In addition, LaCoco's confessions were not only accurate as to details but were also corroborated by circumstantial evidence. Suftko, Sr., and both of his employees testified one of the burglars was called "Nick." Three witnesses stated that one of the men was small, Mattiola testified LaCoco looked like the small man he saw and Suftko, Jr., added that LaCoco was about the same size and shape as one of the four men. Likewise, it was shown that an automobile identical in all respects to LaCoco's, except that it was reported as a 1946 model, was parked near the currency exchange on the morning of October 24, 1947, and was driven away shortly before the robbery occurred. While, admittedly, the circumstantial evidence, standing alone, is not sufficient to support a conviction, we are impelled to the conclusion that LaCoco's repeated confessions, coupled with and corroborated by the circumstantial evidence, fully sustain the judgment of conviction.

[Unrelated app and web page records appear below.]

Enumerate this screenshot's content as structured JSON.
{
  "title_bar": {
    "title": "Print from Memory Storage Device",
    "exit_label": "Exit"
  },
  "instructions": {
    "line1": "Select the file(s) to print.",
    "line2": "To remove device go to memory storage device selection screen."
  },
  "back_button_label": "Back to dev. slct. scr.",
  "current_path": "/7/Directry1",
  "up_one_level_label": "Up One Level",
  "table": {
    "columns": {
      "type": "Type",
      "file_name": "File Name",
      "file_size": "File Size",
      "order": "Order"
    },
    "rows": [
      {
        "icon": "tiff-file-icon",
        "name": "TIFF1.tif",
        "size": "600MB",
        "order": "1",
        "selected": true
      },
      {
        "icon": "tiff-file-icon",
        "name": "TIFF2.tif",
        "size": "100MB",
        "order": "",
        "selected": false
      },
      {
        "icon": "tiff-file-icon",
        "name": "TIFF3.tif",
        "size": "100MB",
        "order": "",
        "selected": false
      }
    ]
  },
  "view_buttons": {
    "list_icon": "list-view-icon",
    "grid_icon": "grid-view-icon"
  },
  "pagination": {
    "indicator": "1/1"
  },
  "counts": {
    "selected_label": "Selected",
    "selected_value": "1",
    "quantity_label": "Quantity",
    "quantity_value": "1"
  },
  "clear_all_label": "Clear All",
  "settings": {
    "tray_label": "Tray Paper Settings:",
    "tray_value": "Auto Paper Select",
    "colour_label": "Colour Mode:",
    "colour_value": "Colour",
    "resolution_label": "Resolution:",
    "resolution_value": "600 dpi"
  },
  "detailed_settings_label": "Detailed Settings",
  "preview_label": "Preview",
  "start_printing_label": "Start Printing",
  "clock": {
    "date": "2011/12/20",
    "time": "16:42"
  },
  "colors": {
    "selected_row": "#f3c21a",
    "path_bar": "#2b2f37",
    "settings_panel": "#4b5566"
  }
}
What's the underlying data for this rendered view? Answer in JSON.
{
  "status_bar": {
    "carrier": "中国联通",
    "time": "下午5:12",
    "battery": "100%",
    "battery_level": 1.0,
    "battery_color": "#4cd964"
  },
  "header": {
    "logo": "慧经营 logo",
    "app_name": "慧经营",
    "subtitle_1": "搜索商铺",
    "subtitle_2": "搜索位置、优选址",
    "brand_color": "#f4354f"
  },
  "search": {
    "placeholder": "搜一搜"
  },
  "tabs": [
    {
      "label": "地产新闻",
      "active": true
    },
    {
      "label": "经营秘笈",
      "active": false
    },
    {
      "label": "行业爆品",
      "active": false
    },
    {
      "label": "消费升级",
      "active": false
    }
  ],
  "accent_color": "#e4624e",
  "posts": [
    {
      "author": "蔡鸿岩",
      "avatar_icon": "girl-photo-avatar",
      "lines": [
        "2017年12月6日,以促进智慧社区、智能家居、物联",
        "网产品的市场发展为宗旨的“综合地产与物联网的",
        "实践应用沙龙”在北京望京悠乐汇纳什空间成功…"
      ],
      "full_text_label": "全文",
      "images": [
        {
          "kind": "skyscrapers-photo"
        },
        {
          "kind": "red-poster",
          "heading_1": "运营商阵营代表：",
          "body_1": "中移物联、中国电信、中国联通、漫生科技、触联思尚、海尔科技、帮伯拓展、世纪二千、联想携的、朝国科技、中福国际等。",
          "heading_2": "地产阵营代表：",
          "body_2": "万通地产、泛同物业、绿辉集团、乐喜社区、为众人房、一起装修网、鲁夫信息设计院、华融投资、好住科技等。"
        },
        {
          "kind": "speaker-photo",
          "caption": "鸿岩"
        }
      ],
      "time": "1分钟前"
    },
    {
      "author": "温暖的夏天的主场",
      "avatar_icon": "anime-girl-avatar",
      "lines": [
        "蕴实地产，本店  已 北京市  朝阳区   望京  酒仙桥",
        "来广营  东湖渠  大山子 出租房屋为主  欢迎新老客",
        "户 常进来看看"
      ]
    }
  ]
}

Wagner also contends the evidence against him is insufficient to sustain a conviction and further contends his alleged admissions and LaCoco's confessions were incompetent as to him. The rule is, of course, that accusations of guilt made in the presence of a defendant and denied by him are not admissible in evidence. (People v. Kozlowski, 368 Ill. 124; People v. Harrison, 261 Ill. 517.) Likewise, the confession of a co-defendant made in the presence of an accused and denied by him is incompetent against the accused. (People v. Hanley, 317 Ill. 39.) The response to an accusation of guilt that the accuser is crazy constitutes a denial. (People v. Wilson, 298 Ill. 257.) Consequently, whether Wagner's statements and LaCoco's confessions were admissible against Wagner depends, first, upon whether Wagner invariably replied that LaCoco was crazy or said, instead, "That dirty lousy ____ of a stool pigeon. How did I get mixed up with him?" and, afterwards, in response to O'Connell's questions, "You heard what he said," and, secondly, if he did make the last statements attributed to him by the prosecution's witnesses, whether these statements constituted admissions. In our view, it becomes unnecessary to determine these questions. Assuming that Wagner did make the statments attributed to him by the prosecution's witnesses and that LaCoco's confessions were admissible against him, this is the only evidence connecting Wagner with the crime. Not only are Wagner's statements extremely weak as admissions, but admissions standing alone are insufficient to sustain a judgment of conviction. (People v. Hobbs, 400 Ill. 143; People v. Nitti, 312 Ill. 73.) The same is true of LaCoco's confession in its application to Wagner, ...